Fourthly, we've gotta be able to defeat more than one enemy at a time. So if we're facing a war in Korea and the Straits of Hormuz is closed, we're going to be able to confront those enemies and defeat them.
Lastly, we've gotta invest in the future. This isn't just about cutting. It's investing in the technology of the future. Investing in ships like this. Investing in fighter planes, in bombers. Investing in unmanned systems. Investing in space. Investing in cyber. Investing in the ability to mobilize quickly if we have to.
That's -- that's the strategy that we developed for the United States of America for the future. And this carrier, the Stennis, is the heart and soul of that strategy, because it's agile, because it's deployable, because you're on the cutting edge of technology, because you can help defend the United States of America anyplace, anytime, anywhere.
I understand that it's tough. We're asking an awful lot of each of you. But, frankly, you are the best I have. And when the world calls we have to respond. The world has a vote. And when we face a threat in the world, we have to respond. And that's why we turn to ships like the Stennis to be able to do that.

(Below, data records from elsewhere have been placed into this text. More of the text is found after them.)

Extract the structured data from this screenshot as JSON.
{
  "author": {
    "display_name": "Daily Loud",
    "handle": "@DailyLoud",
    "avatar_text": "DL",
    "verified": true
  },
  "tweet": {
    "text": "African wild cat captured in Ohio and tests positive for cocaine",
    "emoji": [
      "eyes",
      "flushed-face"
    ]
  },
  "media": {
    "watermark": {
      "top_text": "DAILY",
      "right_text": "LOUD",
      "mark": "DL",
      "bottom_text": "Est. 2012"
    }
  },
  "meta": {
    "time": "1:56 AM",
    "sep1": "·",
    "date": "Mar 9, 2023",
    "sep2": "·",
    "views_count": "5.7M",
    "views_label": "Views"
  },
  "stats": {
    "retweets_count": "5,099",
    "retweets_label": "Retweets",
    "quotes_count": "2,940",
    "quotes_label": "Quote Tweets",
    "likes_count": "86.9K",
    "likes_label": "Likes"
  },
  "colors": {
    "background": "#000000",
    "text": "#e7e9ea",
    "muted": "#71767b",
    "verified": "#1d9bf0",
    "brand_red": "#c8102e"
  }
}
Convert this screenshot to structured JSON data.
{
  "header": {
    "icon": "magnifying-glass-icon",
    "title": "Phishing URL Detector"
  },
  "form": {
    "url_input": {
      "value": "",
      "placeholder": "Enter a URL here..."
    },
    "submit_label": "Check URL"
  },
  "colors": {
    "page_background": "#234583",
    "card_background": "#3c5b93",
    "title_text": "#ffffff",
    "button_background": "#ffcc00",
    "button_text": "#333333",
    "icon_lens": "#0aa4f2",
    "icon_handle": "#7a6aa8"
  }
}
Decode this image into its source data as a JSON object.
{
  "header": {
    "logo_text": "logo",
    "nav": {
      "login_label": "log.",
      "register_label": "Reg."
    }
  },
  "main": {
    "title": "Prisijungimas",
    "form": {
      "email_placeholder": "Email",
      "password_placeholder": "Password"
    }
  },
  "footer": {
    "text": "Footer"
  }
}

And I know it puts pressure on your families. Your families are as important to our ability to maintain a strong defense as anybody else. Without our families' support, frankly, we wouldn't be worth a damn.
The love and support of those who are closest to us -- and God knows they have to tolerate a hell of a lot, they tolerate long absences, they tolerate pressures, they tolerate having to deal with all kinds of challenges of their own. I understand that. But their support and their love is what makes sure that we are a strong fighting force.
I've got a hell of a lot of great weapons in this position. I've got aircraft carriers, I've got great fighter planes, I've got great technology, I've got great weapon systems of every kind. But none of that -- none of that is worth a damn without men and women in uniform who serve this country.
You are the heart and soul of our national defense. You are the heart and soul of what makes America strong. That's why I'm here, to thank you for what you do to help keep America the strongest military power in the world.
God bless the Stennis, God bless all of you, and God bless the United States of America. Thank you. (Applause.)